11 WAPRAC WPIC 35.24Washington Practice Series TMWashington Pattern Jury Instructions--Criminal

11 Wash. Prac., Pattern Jury Instr. Crim. WPIC 35.24 (5th Ed)
Washington Practice Series TM
Washington Pattern Jury Instructions--Criminal
December 2021 Update
Washington State Supreme Court Committee on Jury Instructions
Part VI. Crimes Against Personal Security
WPIC CHAPTER 35. Assault and Reckless Endangerment
WPIC 35.24 Assault—Third Degree—Criminal Negligence and Suffering—Elements
To convict the defendant of the crime of assault in the third degree, each of the following elements of the crime must be proved beyond a reasonable doubt:
(1) That on or about (date), the defendant caused bodily harm to (name of person);
(2) That the bodily harm was accompanied by substantial pain that extended for a period of time sufficient to cause considerable suffering;
(3) That the defendant acted with criminal negligence; and
(4) That this act occurred in the State of Washington.
If you find from the evidence that each of these elements has been proved beyond a reasonable doubt, then it will be your duty to return a verdict of guilty.
On the other hand, if, after weighing all the evidence, you have a reasonable doubt as to any one of these elements, then it will be your duty to return a verdict of not guilty.
Use this instruction for third degree assault charges under RCW 9A.36.031(1)(f), which relates to causing bodily harm by criminal negligence.
Along with this instruction, use WPIC 2.03 (Bodily Injury—Physical Injury—Bodily Harm—Definition) and WPIC 10.04 (Criminal Negligence—Definition).
For a discussion of the phrase “this act” in the jurisdictional element, see WPIC 4.20 (Introduction) and the Note on Use to WPIC 4.21 (Elements of the Crime—Form).
RCW 9A.36.031(1)(f).

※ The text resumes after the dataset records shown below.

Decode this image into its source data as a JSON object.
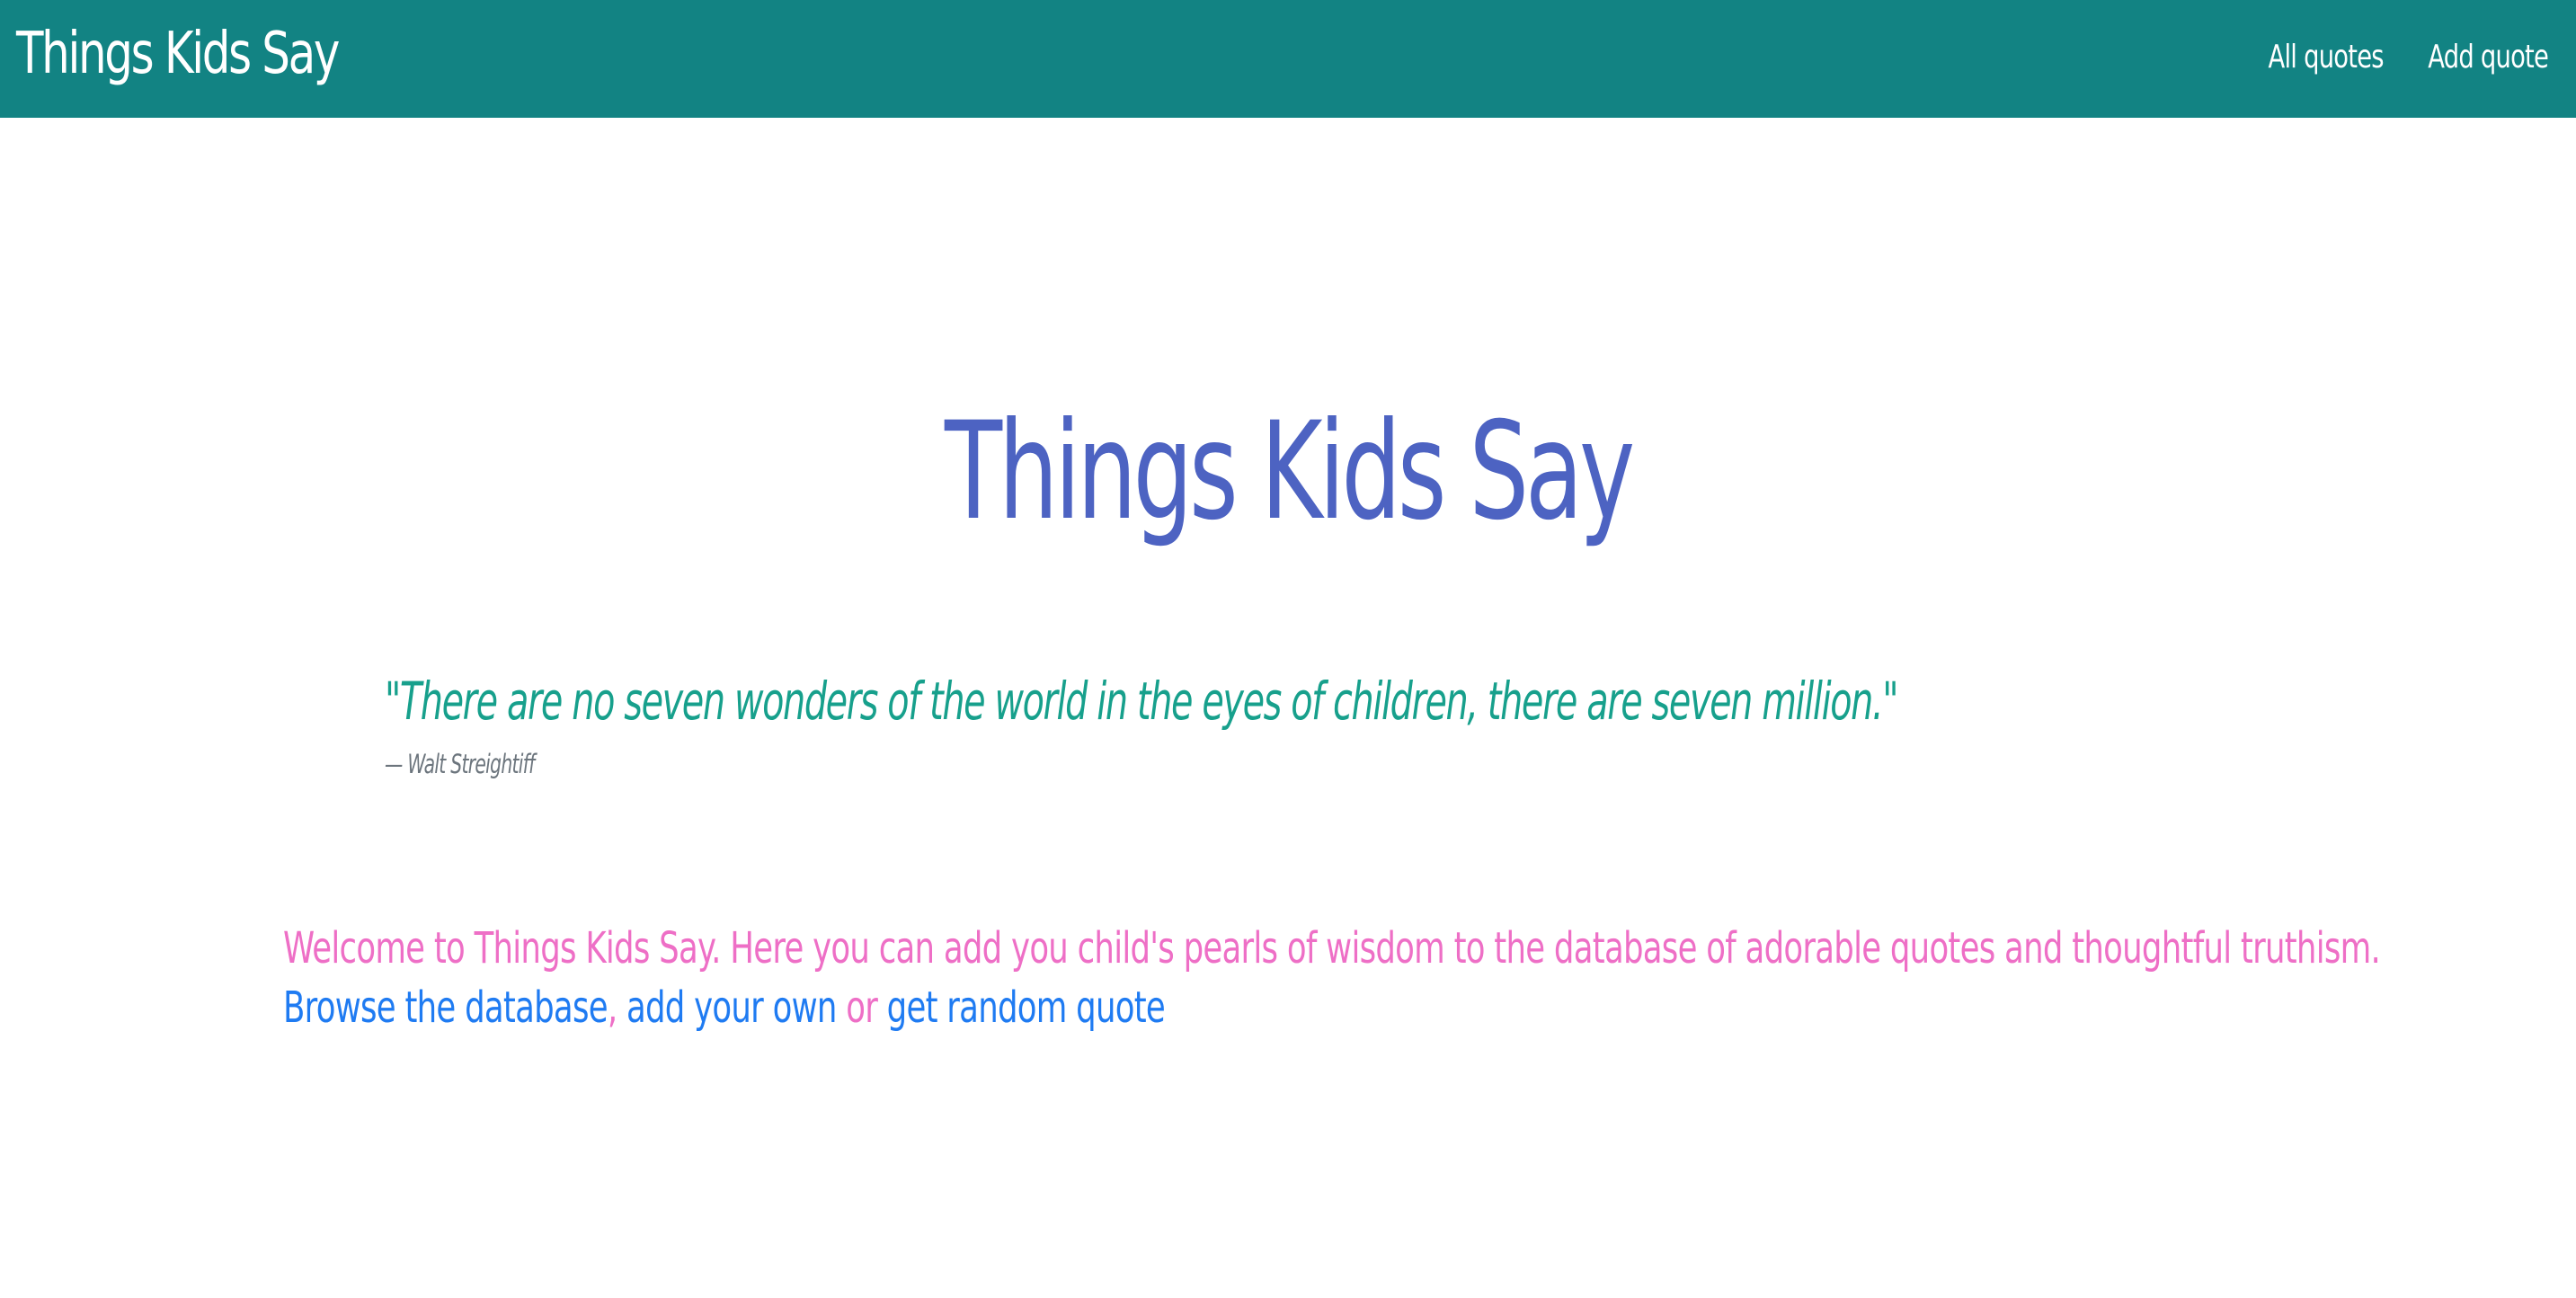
{
  "navbar": {
    "brand": "Things Kids Say",
    "links": [
      {
        "label": "All quotes"
      },
      {
        "label": "Add quote"
      }
    ],
    "background_color": "#128383"
  },
  "hero": {
    "title": "Things Kids Say",
    "title_color": "#4d63c2"
  },
  "featured_quote": {
    "text": "\"There are no seven wonders of the world in the eyes of children, there are seven million.\"",
    "author": "— Walt Streightiff",
    "text_color": "#17a08c"
  },
  "welcome": {
    "intro": "Welcome to Things Kids Say. Here you can add you child's pearls of wisdom to the database of adorable quotes and thoughtful truthism.",
    "browse_link": "Browse the database",
    "separator": ",",
    "add_link": "add your own",
    "or_text": "or",
    "random_link": "get random quote",
    "text_color": "#ee6fc6",
    "link_color": "#1f7bf2"
  }
}
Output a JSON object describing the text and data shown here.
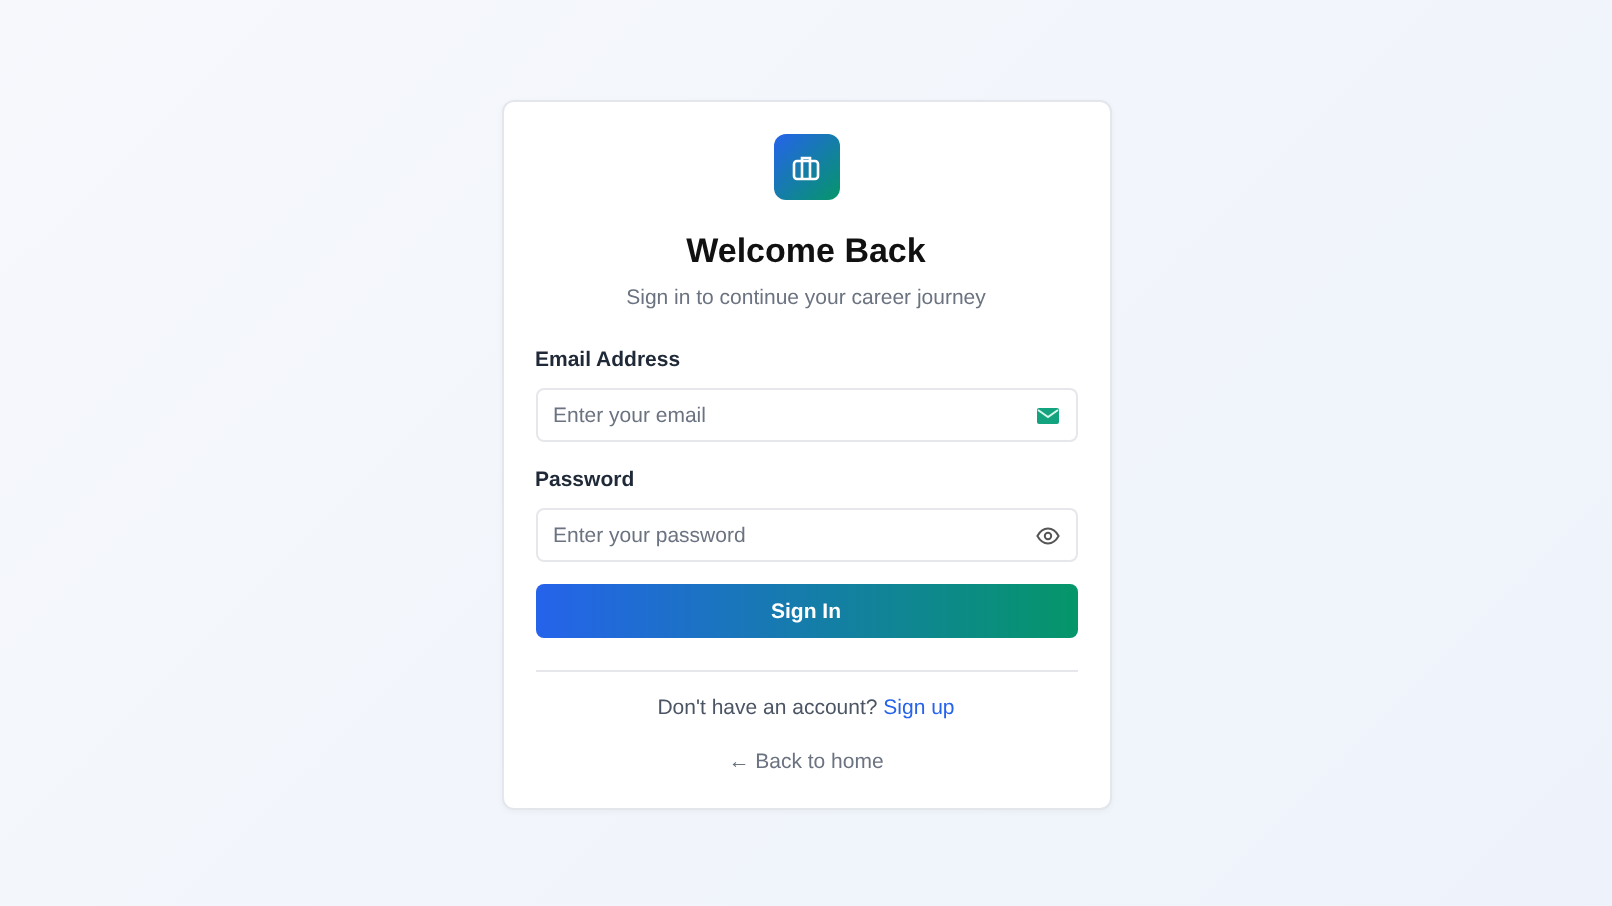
{
  "title": "Welcome Back",
  "subtitle": "Sign in to continue your career journey",
  "fields": [
    {
      "label": "Email Address",
      "placeholder": "Enter your email",
      "kind": "email"
    },
    {
      "label": "Password",
      "placeholder": "Enter your password",
      "kind": "password"
    }
  ],
  "submit": "Sign In",
  "signup": {
    "prompt": "Don't have an account?",
    "link": "Sign up"
  },
  "back": "← Back to home"
}
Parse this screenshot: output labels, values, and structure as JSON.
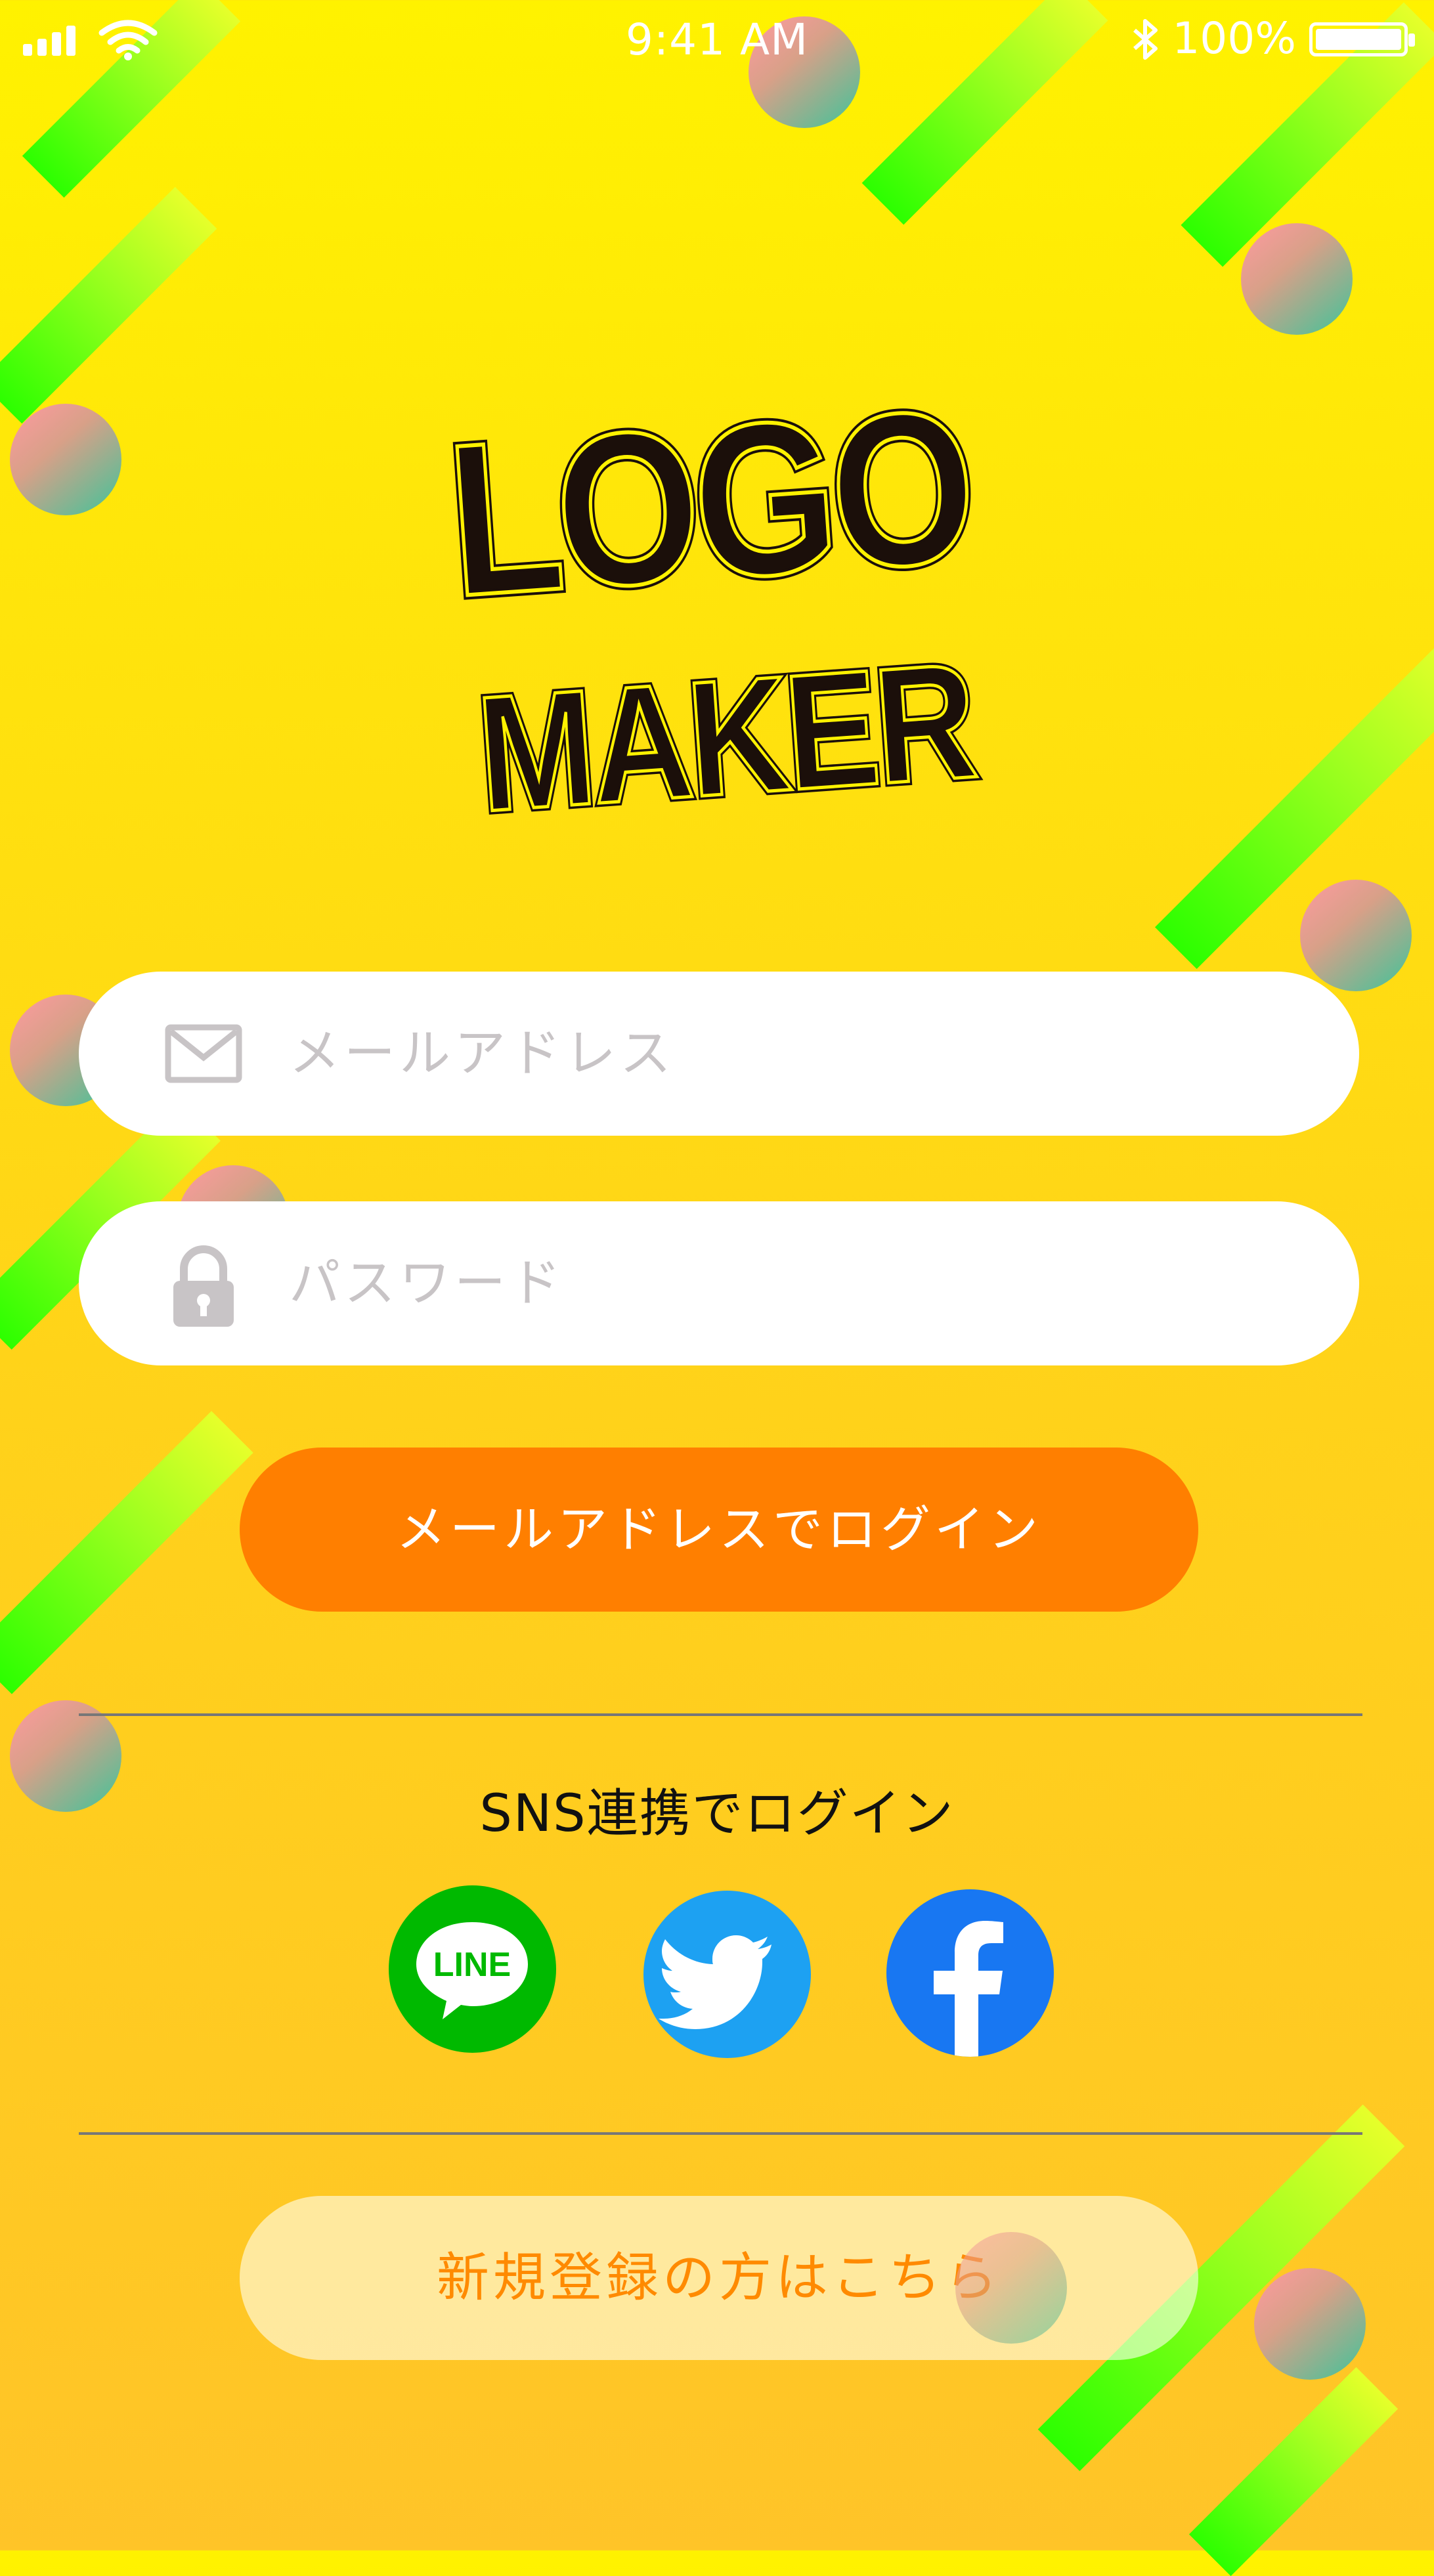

When supported by the evidence, a defendant is entitled to a self-defense instruction in an assault in the third degree prosecution based on criminal negligence. State v. Dyson, 90 Wn.App. 433, 952 P.2d 1097 (1997).
[Current as of March 2020.]
End of Document